The bridge has been designed to respond to this feedback. The design was produced to meet the following objectives:
- To improve inclusive transport to support sustainable growth on the Isle of Dogs.
- To provide clear routes and an attractive crossing experience for users. The emergency staircase on the north quay shall not only not restrict functionality but become an opportunity to make the design unique and distinctive.
- To contribute to place-making and to provide an attractive landmark in the area.
- To enhance the local identity of the area responding to both its present and past.
- To be elegant when closed, visually unobtrusive when seen from a distance, but beautifully sculpted and detailed when seen close up.
- To be striking and elegant when opened.
- Not to completely block, open or closed, the valuable north-south views along the bridge.
- To make subtle references to the industrial/commercial past of the area when closed.
- To suggest, when closed, what will happen when the bridge opens.
- For the moving span to have an aesthetically pleasant underside (very visible when the bridge opens).
- To minimise the number of supports in the water and to provide a light design.
- To have materials that are appropriate given the architectural value of the site.
- To provide spaces for pedestrians to wait on the bridge when the north span opens, rather than having to wait on the dockside.

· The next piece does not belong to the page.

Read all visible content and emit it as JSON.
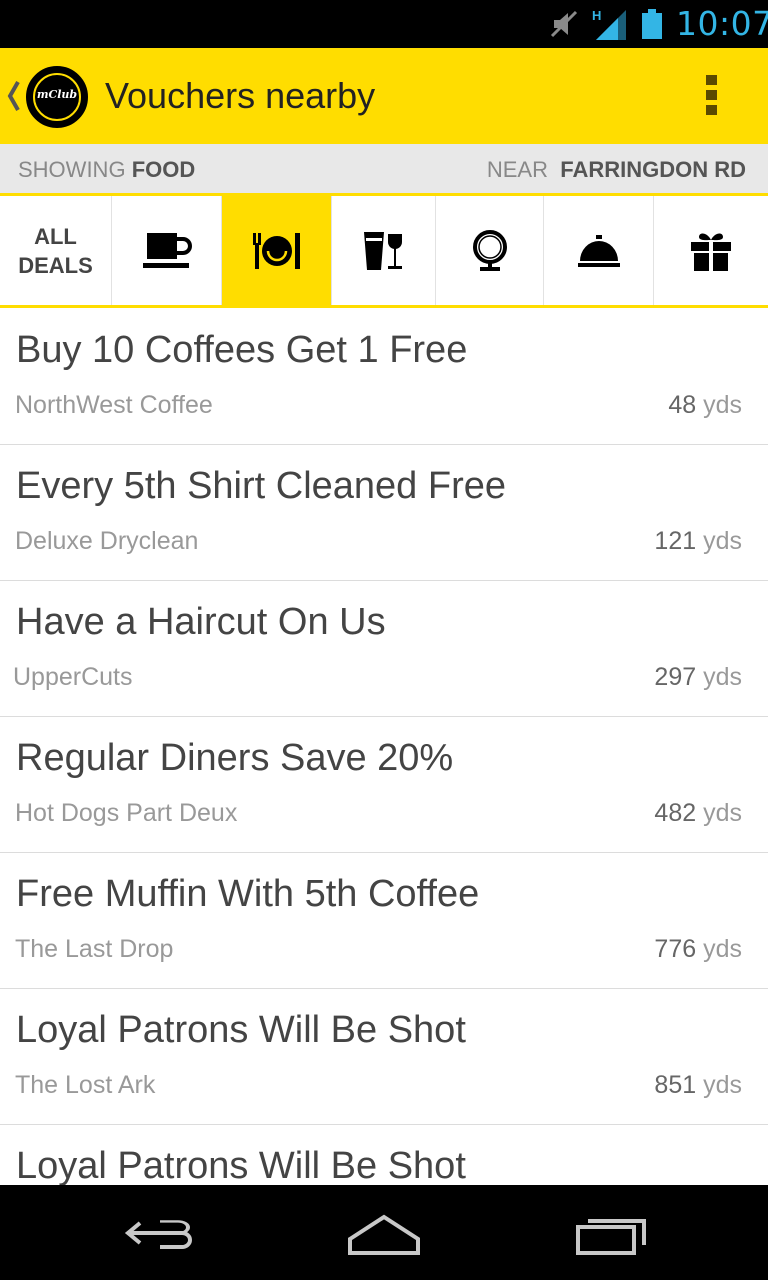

The latest design meets all these aspirations. It is slender and unobtrusive, with a sculptural unique geometry. The void created on the deck of the main span not only guides users away from the emergency staircase on the north quay but makes the structure lighter and more transparent, distinctive and memorable when the bridge is open, allowing views through the deck.

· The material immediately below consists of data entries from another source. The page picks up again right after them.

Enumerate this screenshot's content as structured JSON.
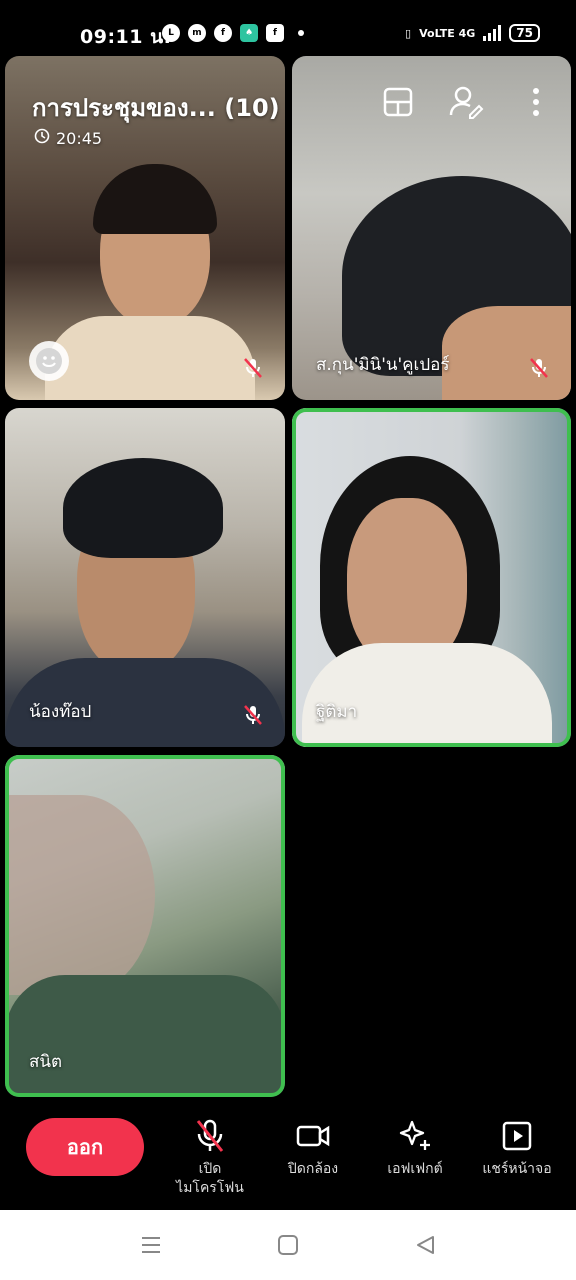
{
  "status_bar": {
    "time": "09:11 น.",
    "app_icons": [
      "line-icon",
      "messenger-icon",
      "facebook-icon",
      "green-app-icon",
      "facebook-square-icon",
      "dot-icon"
    ],
    "network": "VoLTE 4G",
    "battery": "75"
  },
  "meeting": {
    "title": "การประชุมของ... (10)",
    "duration": "20:45"
  },
  "participants": [
    {
      "name": "",
      "muted": true,
      "speaking": false
    },
    {
      "name": "ส.กุน'มินิ'น'คูเปอร์",
      "muted": true,
      "speaking": false
    },
    {
      "name": "น้องท๊อป",
      "muted": true,
      "speaking": false
    },
    {
      "name": "ฐิติมา",
      "muted": false,
      "speaking": true
    },
    {
      "name": "สนิต",
      "muted": false,
      "speaking": true
    }
  ],
  "controls": {
    "leave_label": "ออก",
    "mic_label_line1": "เปิด",
    "mic_label_line2": "ไมโครโฟน",
    "camera_label": "ปิดกล้อง",
    "effects_label": "เอฟเฟกต์",
    "share_label": "แชร์หน้าจอ"
  },
  "colors": {
    "speaking_border": "#3fbf4f",
    "leave_button": "#f2334d",
    "mute_icon": "#f2334d"
  }
}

The steel structure of the bridge has been elegantly and subtly shaped to create light and shadow contrasts on its surfaces. This not only adds interest to the bridge form and makes it look lighter, but also helps to pay tribute to the area's heritage. The bridge resembles the soft curvy shapes of the base of the historic cranes that were once along the quays, or the hooks workers used to handle goods when the site was a commercial port.
Engravings on the steelwork at the north ends of the structure suggest how the bridge will open and are also a nod to the history of the site. Colours are neutral as per the feedback from the initial consultation, having used an elegant and complementary range of greys that makes the object blend with its surroundings.
This consultation has now closed.